the side of the casket and bending over and looking down into it.
Almost two minutes passed and then he turned away and the coffin
Colonel Bingham signalled the body
bearers. Four sailors, two infantry sergeants and two artillery
sergeants bore the casket aloft and out of the house. The president,
cabinet and others followed it. Mrs. McKinley and the members of
the family remained. The widow had passed through the ordeal bravely
and without breaking down. It was within a minute or two of 11:30
o’clock when three rolls of a muffled drum told those outside the
house the funeral cortege was about to appear. At the moment the
casket appeared, “Nearer, My God, to Thee,” ascended in subdued
strains from one of the military bands.
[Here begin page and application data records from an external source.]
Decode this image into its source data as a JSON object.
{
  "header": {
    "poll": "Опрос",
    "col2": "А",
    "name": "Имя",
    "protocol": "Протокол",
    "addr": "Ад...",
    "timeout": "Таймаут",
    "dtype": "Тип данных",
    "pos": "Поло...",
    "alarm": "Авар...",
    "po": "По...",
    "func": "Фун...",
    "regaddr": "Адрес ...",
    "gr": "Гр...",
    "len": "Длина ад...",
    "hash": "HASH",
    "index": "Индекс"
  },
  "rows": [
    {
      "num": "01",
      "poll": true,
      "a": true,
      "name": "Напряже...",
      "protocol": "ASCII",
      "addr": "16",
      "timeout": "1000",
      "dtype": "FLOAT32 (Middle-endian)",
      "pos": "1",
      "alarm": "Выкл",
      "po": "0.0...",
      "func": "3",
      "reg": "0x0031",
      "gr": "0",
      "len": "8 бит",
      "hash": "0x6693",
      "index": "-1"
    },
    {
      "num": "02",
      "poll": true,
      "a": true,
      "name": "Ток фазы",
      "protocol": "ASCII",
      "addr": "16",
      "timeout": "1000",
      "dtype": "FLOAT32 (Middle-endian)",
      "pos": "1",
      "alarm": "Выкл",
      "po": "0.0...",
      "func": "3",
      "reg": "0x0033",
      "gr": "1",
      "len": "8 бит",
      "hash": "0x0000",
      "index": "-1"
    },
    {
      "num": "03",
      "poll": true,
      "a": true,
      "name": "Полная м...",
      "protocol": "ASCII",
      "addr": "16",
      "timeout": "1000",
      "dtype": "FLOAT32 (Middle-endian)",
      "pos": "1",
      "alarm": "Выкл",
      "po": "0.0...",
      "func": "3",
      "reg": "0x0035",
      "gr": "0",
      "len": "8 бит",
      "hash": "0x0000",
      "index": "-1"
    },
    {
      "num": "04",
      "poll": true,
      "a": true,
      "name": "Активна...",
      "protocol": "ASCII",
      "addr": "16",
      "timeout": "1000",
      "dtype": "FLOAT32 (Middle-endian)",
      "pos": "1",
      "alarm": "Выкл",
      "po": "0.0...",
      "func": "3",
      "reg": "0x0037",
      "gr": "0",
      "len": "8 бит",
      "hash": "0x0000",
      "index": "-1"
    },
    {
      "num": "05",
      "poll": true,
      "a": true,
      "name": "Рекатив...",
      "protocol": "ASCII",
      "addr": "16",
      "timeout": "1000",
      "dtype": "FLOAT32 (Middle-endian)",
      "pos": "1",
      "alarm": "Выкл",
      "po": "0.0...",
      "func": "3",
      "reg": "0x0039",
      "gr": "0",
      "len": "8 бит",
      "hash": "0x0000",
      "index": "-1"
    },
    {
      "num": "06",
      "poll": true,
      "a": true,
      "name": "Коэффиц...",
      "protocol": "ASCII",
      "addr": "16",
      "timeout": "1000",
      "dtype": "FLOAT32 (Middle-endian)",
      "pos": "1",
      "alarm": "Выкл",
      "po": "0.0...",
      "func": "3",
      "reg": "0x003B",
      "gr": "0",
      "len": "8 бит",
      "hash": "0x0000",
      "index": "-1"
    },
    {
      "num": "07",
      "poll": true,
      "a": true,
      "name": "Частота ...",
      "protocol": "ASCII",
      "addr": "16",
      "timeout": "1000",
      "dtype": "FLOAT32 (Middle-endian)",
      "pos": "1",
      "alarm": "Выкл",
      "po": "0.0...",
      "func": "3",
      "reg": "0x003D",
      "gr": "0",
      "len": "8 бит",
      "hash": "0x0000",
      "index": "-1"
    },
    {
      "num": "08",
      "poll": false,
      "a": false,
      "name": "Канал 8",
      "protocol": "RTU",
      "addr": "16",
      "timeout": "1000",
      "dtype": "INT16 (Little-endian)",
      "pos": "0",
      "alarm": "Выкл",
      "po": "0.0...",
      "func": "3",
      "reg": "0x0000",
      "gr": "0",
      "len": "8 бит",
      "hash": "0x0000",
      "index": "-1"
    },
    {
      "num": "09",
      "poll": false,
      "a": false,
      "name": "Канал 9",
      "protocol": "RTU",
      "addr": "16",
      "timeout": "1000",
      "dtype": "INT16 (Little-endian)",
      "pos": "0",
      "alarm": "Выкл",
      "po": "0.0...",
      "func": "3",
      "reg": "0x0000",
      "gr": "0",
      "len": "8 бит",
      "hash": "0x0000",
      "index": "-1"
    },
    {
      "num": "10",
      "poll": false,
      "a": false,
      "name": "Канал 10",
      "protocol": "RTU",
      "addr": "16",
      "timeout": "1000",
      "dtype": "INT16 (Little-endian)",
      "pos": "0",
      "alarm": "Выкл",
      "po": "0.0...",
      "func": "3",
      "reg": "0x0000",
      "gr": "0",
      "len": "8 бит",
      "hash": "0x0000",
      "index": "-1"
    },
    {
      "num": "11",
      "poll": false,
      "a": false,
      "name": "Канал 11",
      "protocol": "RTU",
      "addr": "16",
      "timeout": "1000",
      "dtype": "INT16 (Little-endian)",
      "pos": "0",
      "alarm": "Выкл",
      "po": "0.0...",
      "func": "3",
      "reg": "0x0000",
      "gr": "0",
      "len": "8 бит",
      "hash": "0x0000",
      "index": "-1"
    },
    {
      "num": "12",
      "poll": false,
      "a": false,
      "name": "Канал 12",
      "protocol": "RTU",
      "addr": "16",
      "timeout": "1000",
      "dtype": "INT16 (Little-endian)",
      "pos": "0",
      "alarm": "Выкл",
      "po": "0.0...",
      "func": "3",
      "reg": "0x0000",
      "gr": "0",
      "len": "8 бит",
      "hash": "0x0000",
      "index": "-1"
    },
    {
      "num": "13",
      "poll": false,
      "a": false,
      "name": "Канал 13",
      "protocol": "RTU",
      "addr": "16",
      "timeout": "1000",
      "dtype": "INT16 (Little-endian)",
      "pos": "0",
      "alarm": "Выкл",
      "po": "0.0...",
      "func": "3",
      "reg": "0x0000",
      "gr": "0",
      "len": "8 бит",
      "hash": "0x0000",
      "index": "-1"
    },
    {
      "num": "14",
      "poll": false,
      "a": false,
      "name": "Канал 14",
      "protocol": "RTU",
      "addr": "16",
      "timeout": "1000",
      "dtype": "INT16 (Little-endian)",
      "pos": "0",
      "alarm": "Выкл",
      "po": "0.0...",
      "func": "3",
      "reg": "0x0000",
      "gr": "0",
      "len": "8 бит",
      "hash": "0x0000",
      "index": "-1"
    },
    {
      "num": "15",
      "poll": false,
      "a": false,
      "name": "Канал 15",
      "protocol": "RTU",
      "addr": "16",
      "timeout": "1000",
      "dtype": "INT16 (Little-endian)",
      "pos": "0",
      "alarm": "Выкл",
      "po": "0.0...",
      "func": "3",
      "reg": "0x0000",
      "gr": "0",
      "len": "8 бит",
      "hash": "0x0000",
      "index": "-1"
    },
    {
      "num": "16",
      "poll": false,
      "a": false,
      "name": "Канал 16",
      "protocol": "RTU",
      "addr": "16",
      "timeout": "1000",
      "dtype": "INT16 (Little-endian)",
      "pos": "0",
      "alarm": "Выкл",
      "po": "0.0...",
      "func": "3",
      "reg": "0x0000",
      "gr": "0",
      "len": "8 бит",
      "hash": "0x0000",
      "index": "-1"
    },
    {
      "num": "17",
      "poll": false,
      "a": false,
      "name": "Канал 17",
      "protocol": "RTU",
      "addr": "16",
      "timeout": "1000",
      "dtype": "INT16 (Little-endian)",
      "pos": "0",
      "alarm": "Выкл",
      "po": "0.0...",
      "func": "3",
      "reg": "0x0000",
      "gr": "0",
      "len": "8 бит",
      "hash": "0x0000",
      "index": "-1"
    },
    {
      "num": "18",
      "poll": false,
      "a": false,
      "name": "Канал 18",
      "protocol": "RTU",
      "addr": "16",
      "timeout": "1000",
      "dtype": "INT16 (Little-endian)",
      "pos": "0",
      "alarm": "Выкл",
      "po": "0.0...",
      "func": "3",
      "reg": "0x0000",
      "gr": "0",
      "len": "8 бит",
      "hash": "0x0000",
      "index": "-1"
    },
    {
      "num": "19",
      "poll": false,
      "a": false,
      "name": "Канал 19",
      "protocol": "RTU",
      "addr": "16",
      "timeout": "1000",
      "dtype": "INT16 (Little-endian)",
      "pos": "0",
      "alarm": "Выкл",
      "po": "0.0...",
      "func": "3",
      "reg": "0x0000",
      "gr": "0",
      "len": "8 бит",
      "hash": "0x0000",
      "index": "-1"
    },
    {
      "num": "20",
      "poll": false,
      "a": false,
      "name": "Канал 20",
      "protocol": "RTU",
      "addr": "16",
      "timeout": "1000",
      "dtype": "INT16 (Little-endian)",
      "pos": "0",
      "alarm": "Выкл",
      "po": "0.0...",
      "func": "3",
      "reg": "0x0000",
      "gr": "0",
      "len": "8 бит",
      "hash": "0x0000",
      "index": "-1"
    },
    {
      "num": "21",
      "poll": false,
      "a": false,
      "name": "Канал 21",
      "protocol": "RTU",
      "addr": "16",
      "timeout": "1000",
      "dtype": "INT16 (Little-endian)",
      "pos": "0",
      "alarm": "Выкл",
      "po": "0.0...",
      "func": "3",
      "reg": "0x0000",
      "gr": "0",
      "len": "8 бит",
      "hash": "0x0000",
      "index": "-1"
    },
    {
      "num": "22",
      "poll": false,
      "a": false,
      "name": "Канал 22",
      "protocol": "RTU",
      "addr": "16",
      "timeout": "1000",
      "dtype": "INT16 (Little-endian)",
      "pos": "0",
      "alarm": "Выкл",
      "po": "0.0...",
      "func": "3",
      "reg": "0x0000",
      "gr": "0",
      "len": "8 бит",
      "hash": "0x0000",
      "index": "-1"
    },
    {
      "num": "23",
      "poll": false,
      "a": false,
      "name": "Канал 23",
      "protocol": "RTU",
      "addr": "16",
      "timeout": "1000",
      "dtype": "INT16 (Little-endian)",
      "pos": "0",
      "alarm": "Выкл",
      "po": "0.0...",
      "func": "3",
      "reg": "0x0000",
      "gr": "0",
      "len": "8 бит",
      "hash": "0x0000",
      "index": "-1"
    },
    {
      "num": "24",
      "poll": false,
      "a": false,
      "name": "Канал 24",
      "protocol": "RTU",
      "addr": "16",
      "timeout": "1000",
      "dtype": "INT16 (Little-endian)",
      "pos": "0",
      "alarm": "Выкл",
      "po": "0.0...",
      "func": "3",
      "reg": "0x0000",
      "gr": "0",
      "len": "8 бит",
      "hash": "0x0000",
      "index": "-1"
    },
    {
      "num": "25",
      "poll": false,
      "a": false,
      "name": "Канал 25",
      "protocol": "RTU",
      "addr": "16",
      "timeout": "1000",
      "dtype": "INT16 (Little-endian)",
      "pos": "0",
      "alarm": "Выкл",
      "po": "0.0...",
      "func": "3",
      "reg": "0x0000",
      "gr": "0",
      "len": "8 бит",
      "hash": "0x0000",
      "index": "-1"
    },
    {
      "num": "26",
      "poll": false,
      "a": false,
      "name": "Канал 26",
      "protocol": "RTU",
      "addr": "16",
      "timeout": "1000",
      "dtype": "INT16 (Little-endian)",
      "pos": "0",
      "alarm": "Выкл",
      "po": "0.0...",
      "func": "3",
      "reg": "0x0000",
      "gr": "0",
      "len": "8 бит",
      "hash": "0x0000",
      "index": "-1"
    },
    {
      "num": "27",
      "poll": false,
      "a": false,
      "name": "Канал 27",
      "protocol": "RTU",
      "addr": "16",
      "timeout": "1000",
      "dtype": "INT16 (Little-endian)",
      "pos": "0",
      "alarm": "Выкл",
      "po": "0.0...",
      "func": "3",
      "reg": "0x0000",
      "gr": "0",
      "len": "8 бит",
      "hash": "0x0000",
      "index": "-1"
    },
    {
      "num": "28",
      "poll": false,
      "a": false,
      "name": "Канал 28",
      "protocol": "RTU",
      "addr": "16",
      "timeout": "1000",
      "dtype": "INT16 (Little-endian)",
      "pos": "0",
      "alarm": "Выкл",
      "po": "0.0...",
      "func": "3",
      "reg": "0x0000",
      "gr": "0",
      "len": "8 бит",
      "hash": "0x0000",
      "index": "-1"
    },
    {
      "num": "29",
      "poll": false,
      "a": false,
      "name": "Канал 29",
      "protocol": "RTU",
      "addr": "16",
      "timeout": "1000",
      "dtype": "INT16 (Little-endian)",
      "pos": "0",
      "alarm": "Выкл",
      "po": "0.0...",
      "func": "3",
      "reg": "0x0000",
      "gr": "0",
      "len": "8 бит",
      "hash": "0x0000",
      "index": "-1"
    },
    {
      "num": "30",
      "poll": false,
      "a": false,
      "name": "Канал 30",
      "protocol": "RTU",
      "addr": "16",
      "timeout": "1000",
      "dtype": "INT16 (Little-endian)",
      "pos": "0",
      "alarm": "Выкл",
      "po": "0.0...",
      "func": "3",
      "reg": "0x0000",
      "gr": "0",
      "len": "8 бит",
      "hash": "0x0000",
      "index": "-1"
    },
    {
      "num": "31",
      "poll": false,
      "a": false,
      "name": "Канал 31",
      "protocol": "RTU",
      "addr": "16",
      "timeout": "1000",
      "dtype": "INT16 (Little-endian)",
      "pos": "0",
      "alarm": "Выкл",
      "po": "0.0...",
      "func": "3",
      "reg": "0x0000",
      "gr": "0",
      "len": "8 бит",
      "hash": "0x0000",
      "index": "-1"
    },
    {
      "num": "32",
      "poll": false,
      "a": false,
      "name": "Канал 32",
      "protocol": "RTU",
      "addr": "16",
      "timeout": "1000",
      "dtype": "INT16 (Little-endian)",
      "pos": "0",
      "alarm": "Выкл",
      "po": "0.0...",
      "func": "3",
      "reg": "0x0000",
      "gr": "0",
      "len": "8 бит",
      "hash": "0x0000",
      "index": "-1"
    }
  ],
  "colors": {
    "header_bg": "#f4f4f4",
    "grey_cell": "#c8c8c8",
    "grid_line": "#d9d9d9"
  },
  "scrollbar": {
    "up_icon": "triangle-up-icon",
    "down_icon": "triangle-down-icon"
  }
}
Tenderly the bearers lowered
the casket from their shoulders and placed it in the hearse. The
notes of Chopin’s funeral dirge succeeded the strains of the hymn.
The soldiers and sailors swung into long columns and took up the
march southward toward the city hall.
At the City Hall.
The casket was lifted from the hearse
to the shoulders of the sailors and marines and was borne into Buffalo’s
official home. Outside there was not a man, so far as could be seen,
who did not stand defying the elements, with hat removed, respecting
his dead president. Guarding the body were a sergeant of artillery
at the head, a marine at the foot; to one side was a sergeant of
infantry, to the other another marine. The casket was immediately
opened its full length. An American flag was thrown across the foot
of the casket, and resting against it were wreaths of roses.
At 12:25 o’clock exactly the police
were notified that the body could be viewed by the people. A minute
later and the first of the large line came through the doors. Solemn
visaged, in silence they moved past the bier to view the face of
the president. Old men and weak women and strong men, children,
leaders of men and laborers, all these classes were represented
in the throng that filed past. All day and evening the people came,
7,000 persons per hour passing the bier.
A death mask of the president’s face
was made Sunday evening. The mask was taken by Eduard L. A. Pausch
of Hartford, Conn. Pausch has modeled the features of many of the
distinguished men who have died in this country in recent years.
The mask is a faithful reproduction of the late President’s [sic]